### SOURCE DATA

┄┄┄┄┄┄

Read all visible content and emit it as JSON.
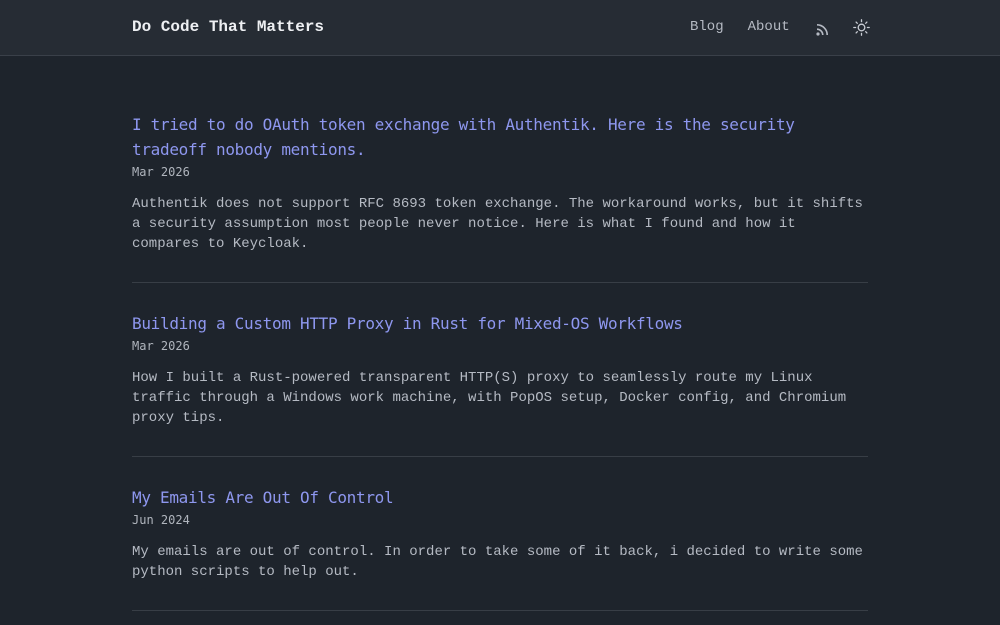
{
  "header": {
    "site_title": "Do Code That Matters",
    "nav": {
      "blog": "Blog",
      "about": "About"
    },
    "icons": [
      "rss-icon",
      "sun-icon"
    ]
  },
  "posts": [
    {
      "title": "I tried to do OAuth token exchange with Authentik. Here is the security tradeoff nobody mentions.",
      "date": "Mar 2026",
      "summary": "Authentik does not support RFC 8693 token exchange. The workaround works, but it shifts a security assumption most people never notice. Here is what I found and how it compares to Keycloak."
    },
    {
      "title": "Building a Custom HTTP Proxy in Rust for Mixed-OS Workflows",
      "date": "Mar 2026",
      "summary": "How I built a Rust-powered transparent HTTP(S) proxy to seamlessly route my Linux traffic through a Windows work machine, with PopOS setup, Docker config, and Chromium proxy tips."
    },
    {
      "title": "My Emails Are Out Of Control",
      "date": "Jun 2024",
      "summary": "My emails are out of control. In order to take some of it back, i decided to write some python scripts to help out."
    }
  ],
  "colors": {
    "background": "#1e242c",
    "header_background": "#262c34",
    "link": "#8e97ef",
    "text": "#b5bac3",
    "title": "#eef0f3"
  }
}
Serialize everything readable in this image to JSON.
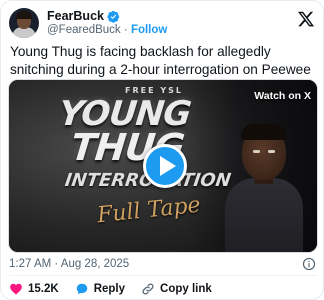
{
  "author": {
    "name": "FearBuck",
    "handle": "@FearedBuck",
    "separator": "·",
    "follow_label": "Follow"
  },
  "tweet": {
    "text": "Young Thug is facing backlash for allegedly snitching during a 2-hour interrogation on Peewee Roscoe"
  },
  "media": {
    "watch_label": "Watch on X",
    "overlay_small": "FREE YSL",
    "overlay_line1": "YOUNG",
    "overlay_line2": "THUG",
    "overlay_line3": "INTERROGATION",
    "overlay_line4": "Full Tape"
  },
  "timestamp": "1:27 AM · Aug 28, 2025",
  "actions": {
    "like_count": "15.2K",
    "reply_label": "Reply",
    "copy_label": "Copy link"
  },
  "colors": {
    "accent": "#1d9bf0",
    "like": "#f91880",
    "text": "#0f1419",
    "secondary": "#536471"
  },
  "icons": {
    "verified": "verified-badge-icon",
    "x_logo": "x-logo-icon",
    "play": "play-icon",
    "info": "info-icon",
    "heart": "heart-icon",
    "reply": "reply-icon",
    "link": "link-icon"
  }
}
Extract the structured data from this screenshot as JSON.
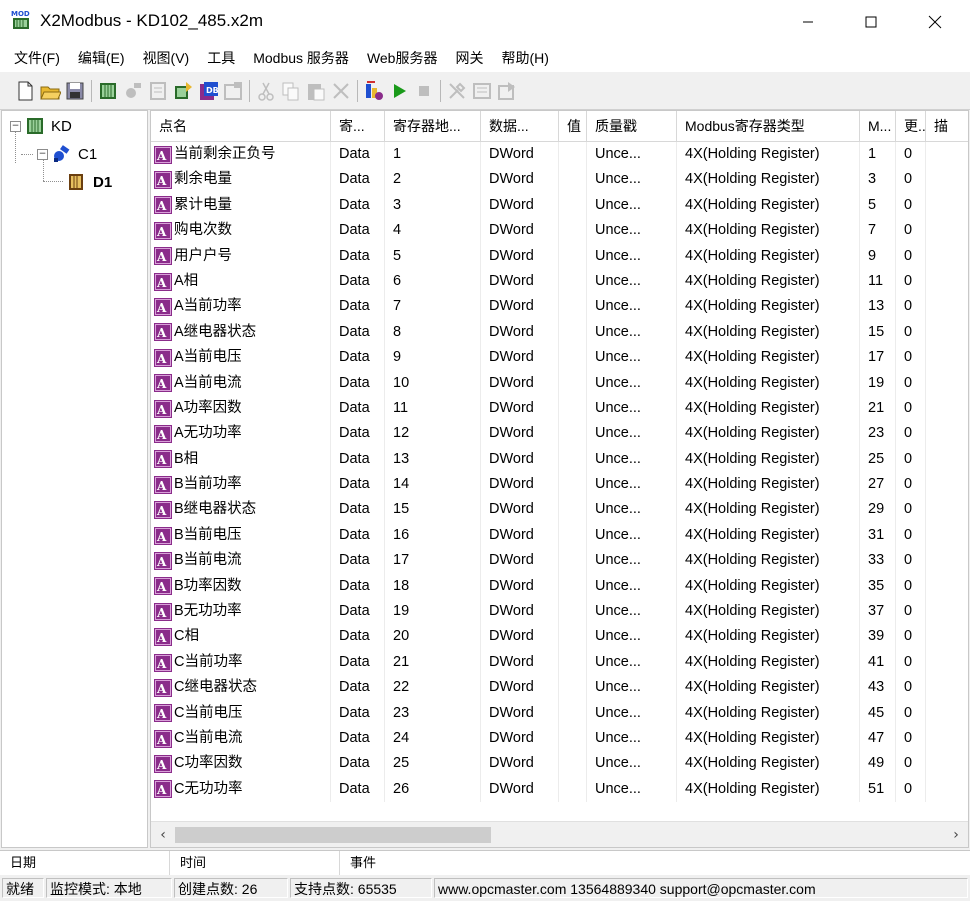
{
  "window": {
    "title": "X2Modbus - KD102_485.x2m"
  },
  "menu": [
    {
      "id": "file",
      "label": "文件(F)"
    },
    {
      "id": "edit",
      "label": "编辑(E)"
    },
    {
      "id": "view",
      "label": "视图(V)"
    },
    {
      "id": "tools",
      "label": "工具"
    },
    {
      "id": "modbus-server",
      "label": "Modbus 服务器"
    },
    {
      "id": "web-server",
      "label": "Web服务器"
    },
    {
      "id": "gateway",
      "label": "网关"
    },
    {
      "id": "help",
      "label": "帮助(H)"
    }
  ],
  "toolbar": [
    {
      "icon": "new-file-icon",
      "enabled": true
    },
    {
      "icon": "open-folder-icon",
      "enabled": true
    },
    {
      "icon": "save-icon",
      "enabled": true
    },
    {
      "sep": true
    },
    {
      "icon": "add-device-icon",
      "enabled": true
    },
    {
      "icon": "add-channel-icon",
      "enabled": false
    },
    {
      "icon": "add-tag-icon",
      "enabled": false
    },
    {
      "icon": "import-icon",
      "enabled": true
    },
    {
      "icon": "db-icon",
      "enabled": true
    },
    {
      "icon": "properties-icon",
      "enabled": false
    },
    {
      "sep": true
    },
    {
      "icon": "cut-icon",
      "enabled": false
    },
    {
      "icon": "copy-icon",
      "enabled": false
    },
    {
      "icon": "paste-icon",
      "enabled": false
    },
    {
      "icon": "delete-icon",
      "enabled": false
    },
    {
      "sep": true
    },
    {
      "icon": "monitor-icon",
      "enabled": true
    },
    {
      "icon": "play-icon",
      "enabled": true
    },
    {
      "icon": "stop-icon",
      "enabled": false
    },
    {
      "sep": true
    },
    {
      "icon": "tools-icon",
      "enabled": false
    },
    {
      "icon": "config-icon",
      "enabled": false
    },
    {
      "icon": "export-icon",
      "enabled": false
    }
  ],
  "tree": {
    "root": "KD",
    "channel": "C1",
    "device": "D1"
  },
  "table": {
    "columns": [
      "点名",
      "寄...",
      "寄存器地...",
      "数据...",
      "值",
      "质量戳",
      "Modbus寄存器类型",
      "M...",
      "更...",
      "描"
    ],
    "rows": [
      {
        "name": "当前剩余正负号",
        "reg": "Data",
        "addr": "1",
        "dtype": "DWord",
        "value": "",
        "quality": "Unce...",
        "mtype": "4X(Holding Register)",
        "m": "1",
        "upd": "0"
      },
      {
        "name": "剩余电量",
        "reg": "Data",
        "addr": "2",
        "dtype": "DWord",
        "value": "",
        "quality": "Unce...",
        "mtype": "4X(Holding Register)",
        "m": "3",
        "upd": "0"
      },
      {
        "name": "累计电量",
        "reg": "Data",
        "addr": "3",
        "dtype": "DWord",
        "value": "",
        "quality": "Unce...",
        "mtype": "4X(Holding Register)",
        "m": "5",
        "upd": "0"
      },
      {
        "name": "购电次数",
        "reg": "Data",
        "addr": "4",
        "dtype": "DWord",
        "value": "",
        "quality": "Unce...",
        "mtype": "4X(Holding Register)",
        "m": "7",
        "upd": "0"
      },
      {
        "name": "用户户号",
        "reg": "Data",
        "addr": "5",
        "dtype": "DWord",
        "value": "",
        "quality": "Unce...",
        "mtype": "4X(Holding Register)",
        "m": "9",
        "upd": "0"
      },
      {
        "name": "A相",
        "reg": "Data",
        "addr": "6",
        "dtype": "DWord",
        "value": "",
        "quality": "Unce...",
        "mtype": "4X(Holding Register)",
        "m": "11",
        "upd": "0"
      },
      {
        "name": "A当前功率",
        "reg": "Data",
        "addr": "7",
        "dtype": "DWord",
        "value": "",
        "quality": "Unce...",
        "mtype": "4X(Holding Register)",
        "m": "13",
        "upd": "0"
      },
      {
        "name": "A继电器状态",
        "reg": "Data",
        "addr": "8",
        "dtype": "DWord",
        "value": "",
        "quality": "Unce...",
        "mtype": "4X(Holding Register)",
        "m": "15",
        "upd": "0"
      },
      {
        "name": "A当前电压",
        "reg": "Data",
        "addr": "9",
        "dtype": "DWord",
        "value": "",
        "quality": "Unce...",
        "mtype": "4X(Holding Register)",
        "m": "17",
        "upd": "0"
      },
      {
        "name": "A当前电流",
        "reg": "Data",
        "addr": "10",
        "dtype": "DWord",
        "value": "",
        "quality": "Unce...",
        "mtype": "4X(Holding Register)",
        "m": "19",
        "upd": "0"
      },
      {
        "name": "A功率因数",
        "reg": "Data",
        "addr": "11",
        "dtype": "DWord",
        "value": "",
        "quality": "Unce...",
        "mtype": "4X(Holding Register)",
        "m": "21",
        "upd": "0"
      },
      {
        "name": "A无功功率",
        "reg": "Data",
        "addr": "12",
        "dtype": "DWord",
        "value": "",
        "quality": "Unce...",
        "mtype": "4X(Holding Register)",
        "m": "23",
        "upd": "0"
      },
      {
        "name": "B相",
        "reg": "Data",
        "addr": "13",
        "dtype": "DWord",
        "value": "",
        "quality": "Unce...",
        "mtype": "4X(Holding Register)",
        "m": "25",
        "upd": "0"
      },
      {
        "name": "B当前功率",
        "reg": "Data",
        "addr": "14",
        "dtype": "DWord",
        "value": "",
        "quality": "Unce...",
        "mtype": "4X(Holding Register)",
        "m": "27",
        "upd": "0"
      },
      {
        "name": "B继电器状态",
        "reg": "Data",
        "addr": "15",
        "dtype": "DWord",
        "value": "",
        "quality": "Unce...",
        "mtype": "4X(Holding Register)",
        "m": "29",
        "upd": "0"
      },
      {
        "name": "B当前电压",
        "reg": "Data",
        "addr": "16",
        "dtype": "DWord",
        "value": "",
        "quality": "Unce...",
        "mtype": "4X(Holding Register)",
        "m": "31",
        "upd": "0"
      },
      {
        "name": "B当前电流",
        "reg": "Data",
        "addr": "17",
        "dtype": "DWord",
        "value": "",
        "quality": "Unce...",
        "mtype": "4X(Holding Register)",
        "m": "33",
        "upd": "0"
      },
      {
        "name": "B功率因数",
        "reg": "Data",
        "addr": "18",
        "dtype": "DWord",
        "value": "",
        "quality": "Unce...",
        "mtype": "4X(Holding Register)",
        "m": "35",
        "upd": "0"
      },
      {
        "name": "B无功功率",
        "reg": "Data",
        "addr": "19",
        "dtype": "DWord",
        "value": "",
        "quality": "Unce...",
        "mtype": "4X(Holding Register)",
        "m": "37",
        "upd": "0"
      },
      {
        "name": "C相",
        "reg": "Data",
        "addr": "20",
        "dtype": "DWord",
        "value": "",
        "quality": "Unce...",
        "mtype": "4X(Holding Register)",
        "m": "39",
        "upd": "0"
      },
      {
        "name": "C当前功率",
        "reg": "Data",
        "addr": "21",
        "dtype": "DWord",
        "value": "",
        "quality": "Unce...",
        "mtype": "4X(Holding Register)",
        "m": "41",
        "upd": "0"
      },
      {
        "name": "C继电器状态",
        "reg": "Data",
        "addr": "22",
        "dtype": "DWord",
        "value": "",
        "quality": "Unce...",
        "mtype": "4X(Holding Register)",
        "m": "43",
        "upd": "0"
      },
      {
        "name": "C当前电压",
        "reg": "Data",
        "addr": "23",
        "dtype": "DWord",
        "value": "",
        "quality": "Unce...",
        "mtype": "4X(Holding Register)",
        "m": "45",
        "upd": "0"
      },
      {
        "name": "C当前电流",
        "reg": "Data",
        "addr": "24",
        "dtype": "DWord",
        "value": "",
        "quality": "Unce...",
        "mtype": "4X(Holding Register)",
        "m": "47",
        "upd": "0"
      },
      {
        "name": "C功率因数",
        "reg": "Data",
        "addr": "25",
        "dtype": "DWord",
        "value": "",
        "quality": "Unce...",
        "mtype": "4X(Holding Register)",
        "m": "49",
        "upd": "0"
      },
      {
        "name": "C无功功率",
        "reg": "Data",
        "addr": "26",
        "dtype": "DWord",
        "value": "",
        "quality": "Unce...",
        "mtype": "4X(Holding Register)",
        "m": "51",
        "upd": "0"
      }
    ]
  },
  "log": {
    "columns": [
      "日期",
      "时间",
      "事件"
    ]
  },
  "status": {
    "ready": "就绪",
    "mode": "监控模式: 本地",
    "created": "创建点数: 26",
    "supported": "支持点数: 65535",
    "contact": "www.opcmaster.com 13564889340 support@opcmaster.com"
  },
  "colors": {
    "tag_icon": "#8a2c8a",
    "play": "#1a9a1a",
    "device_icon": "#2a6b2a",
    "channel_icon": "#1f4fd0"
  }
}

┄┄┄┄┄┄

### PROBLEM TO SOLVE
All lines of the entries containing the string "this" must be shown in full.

### RESPONSE AREA
Serialize everything readable in this image to JSON.
Extract the structured data from this screenshot as JSON.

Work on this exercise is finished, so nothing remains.